### [Work request]
Could you print out every entry, character for character?

+++ Records shown

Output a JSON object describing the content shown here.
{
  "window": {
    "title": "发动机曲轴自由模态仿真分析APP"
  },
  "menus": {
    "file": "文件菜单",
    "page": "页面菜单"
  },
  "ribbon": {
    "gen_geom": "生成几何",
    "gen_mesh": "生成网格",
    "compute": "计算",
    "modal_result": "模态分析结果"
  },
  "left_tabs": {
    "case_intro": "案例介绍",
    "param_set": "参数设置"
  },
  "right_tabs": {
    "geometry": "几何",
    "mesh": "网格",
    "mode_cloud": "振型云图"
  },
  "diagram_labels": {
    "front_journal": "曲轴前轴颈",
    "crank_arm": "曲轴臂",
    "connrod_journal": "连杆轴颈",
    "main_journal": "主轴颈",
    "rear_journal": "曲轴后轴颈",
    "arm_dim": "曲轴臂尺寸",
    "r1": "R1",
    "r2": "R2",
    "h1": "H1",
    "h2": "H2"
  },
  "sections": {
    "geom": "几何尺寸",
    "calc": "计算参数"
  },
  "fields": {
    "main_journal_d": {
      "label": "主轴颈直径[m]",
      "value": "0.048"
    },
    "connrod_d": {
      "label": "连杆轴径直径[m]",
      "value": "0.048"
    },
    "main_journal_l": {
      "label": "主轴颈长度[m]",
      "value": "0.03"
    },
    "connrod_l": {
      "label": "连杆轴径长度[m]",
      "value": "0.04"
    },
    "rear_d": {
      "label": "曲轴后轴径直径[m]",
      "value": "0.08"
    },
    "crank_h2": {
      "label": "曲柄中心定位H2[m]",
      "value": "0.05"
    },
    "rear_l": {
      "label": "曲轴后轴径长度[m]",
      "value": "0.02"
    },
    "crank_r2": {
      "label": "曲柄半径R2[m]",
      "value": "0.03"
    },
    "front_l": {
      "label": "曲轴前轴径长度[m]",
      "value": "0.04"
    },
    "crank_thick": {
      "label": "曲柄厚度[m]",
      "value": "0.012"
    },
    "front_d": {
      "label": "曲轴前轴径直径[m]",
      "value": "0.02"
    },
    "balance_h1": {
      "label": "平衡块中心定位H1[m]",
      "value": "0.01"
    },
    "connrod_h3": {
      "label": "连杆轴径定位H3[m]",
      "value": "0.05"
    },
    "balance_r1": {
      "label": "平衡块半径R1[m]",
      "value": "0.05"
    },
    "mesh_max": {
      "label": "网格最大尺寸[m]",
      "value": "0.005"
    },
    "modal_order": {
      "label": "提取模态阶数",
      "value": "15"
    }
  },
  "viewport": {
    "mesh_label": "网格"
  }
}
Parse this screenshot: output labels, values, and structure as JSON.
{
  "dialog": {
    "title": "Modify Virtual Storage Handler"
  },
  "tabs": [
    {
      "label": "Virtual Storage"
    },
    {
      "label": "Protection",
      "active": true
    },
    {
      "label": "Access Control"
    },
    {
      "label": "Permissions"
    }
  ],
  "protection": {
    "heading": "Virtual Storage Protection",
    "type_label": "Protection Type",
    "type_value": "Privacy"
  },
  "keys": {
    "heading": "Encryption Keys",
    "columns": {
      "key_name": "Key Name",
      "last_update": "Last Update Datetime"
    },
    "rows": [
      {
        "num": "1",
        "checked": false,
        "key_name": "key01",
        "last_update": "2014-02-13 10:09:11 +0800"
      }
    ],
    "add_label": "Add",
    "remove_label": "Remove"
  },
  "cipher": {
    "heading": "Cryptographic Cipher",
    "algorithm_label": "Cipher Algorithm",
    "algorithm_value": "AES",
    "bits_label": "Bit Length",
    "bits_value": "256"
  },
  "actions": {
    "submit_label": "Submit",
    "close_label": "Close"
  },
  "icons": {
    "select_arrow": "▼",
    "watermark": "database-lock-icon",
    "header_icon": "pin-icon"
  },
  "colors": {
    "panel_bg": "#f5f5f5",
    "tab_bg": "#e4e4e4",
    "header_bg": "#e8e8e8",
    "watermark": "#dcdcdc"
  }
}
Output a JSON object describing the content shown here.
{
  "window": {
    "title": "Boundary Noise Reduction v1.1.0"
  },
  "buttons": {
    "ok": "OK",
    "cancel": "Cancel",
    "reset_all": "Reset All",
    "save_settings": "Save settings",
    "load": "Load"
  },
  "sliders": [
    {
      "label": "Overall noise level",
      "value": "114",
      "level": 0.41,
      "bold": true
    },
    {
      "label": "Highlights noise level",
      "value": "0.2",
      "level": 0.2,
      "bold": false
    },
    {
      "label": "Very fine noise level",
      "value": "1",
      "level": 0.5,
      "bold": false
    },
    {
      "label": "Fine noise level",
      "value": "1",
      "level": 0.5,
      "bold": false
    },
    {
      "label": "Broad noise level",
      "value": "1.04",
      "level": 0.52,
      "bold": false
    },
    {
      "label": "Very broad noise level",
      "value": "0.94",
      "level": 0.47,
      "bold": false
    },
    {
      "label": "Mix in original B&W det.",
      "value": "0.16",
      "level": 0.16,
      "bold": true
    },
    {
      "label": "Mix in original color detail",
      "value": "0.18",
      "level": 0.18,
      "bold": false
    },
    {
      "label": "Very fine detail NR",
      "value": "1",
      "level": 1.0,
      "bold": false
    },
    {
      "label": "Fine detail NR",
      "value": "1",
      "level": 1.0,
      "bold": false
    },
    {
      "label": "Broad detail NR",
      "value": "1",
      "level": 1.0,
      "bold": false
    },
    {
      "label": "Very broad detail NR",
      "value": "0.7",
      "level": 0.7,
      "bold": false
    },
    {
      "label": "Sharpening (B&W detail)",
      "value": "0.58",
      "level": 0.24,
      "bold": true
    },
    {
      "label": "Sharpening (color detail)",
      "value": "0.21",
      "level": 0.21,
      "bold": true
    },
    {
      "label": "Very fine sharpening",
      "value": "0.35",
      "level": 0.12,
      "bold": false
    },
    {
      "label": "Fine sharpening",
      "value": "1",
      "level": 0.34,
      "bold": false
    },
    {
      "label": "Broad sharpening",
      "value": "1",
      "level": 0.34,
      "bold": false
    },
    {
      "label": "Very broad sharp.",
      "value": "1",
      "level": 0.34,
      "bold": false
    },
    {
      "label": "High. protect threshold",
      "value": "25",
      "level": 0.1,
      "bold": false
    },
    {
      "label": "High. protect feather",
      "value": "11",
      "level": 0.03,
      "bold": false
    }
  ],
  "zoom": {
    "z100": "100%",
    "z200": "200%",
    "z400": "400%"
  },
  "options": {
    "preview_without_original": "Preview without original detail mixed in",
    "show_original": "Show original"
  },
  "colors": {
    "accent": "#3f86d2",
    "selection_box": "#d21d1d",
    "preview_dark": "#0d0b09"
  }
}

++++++

### [Your response]
Output a JSON object describing the content shown here.
{
  "window": {
    "title": "发动机曲轴自由模态仿真分析APP"
  },
  "menus": {
    "file": "文件菜单",
    "page": "页面菜单"
  },
  "ribbon": {
    "gen_geom": "生成几何",
    "gen_mesh": "生成网格",
    "compute": "计算",
    "modal_result": "模态分析结果"
  },
  "left_tabs": {
    "case_intro": "案例介绍",
    "param_set": "参数设置"
  },
  "right_tabs": {
    "geometry": "几何",
    "mesh": "网格",
    "mode_cloud": "振型云图"
  },
  "diagram_labels": {
    "front_journal": "曲轴前轴颈",
    "crank_arm": "曲轴臂",
    "connrod_journal": "连杆轴颈",
    "main_journal": "主轴颈",
    "rear_journal": "曲轴后轴颈",
    "arm_dim": "曲轴臂尺寸",
    "r1": "R1",
    "r2": "R2",
    "h1": "H1",
    "h2": "H2"
  },
  "sections": {
    "geom": "几何尺寸",
    "calc": "计算参数"
  },
  "fields": {
    "main_journal_d": {
      "label": "主轴颈直径[m]",
      "value": "0.048"
    },
    "connrod_d": {
      "label": "连杆轴径直径[m]",
      "value": "0.048"
    },
    "main_journal_l": {
      "label": "主轴颈长度[m]",
      "value": "0.03"
    },
    "connrod_l": {
      "label": "连杆轴径长度[m]",
      "value": "0.04"
    },
    "rear_d": {
      "label": "曲轴后轴径直径[m]",
      "value": "0.08"
    },
    "crank_h2": {
      "label": "曲柄中心定位H2[m]",
      "value": "0.05"
    },
    "rear_l": {
      "label": "曲轴后轴径长度[m]",
      "value": "0.02"
    },
    "crank_r2": {
      "label": "曲柄半径R2[m]",
      "value": "0.03"
    },
    "front_l": {
      "label": "曲轴前轴径长度[m]",
      "value": "0.04"
    },
    "crank_thick": {
      "label": "曲柄厚度[m]",
      "value": "0.012"
    },
    "front_d": {
      "label": "曲轴前轴径直径[m]",
      "value": "0.02"
    },
    "balance_h1": {
      "label": "平衡块中心定位H1[m]",
      "value": "0.01"
    },
    "connrod_h3": {
      "label": "连杆轴径定位H3[m]",
      "value": "0.05"
    },
    "balance_r1": {
      "label": "平衡块半径R1[m]",
      "value": "0.05"
    },
    "mesh_max": {
      "label": "网格最大尺寸[m]",
      "value": "0.005"
    },
    "modal_order": {
      "label": "提取模态阶数",
      "value": "15"
    }
  },
  "viewport": {
    "mesh_label": "网格"
  }
}
Parse this screenshot: output labels, values, and structure as JSON.
{
  "dialog": {
    "title": "Modify Virtual Storage Handler"
  },
  "tabs": [
    {
      "label": "Virtual Storage"
    },
    {
      "label": "Protection",
      "active": true
    },
    {
      "label": "Access Control"
    },
    {
      "label": "Permissions"
    }
  ],
  "protection": {
    "heading": "Virtual Storage Protection",
    "type_label": "Protection Type",
    "type_value": "Privacy"
  },
  "keys": {
    "heading": "Encryption Keys",
    "columns": {
      "key_name": "Key Name",
      "last_update": "Last Update Datetime"
    },
    "rows": [
      {
        "num": "1",
        "checked": false,
        "key_name": "key01",
        "last_update": "2014-02-13 10:09:11 +0800"
      }
    ],
    "add_label": "Add",
    "remove_label": "Remove"
  },
  "cipher": {
    "heading": "Cryptographic Cipher",
    "algorithm_label": "Cipher Algorithm",
    "algorithm_value": "AES",
    "bits_label": "Bit Length",
    "bits_value": "256"
  },
  "actions": {
    "submit_label": "Submit",
    "close_label": "Close"
  },
  "icons": {
    "select_arrow": "▼",
    "watermark": "database-lock-icon",
    "header_icon": "pin-icon"
  },
  "colors": {
    "panel_bg": "#f5f5f5",
    "tab_bg": "#e4e4e4",
    "header_bg": "#e8e8e8",
    "watermark": "#dcdcdc"
  }
}
Output a JSON object describing the content shown here.
{
  "window": {
    "title": "Boundary Noise Reduction v1.1.0"
  },
  "buttons": {
    "ok": "OK",
    "cancel": "Cancel",
    "reset_all": "Reset All",
    "save_settings": "Save settings",
    "load": "Load"
  },
  "sliders": [
    {
      "label": "Overall noise level",
      "value": "114",
      "level": 0.41,
      "bold": true
    },
    {
      "label": "Highlights noise level",
      "value": "0.2",
      "level": 0.2,
      "bold": false
    },
    {
      "label": "Very fine noise level",
      "value": "1",
      "level": 0.5,
      "bold": false
    },
    {
      "label": "Fine noise level",
      "value": "1",
      "level": 0.5,
      "bold": false
    },
    {
      "label": "Broad noise level",
      "value": "1.04",
      "level": 0.52,
      "bold": false
    },
    {
      "label": "Very broad noise level",
      "value": "0.94",
      "level": 0.47,
      "bold": false
    },
    {
      "label": "Mix in original B&W det.",
      "value": "0.16",
      "level": 0.16,
      "bold": true
    },
    {
      "label": "Mix in original color detail",
      "value": "0.18",
      "level": 0.18,
      "bold": false
    },
    {
      "label": "Very fine detail NR",
      "value": "1",
      "level": 1.0,
      "bold": false
    },
    {
      "label": "Fine detail NR",
      "value": "1",
      "level": 1.0,
      "bold": false
    },
    {
      "label": "Broad detail NR",
      "value": "1",
      "level": 1.0,
      "bold": false
    },
    {
      "label": "Very broad detail NR",
      "value": "0.7",
      "level": 0.7,
      "bold": false
    },
    {
      "label": "Sharpening (B&W detail)",
      "value": "0.58",
      "level": 0.24,
      "bold": true
    },
    {
      "label": "Sharpening (color detail)",
      "value": "0.21",
      "level": 0.21,
      "bold": true
    },
    {
      "label": "Very fine sharpening",
      "value": "0.35",
      "level": 0.12,
      "bold": false
    },
    {
      "label": "Fine sharpening",
      "value": "1",
      "level": 0.34,
      "bold": false
    },
    {
      "label": "Broad sharpening",
      "value": "1",
      "level": 0.34,
      "bold": false
    },
    {
      "label": "Very broad sharp.",
      "value": "1",
      "level": 0.34,
      "bold": false
    },
    {
      "label": "High. protect threshold",
      "value": "25",
      "level": 0.1,
      "bold": false
    },
    {
      "label": "High. protect feather",
      "value": "11",
      "level": 0.03,
      "bold": false
    }
  ],
  "zoom": {
    "z100": "100%",
    "z200": "200%",
    "z400": "400%"
  },
  "options": {
    "preview_without_original": "Preview without original detail mixed in",
    "show_original": "Show original"
  },
  "colors": {
    "accent": "#3f86d2",
    "selection_box": "#d21d1d",
    "preview_dark": "#0d0b09"
  }
}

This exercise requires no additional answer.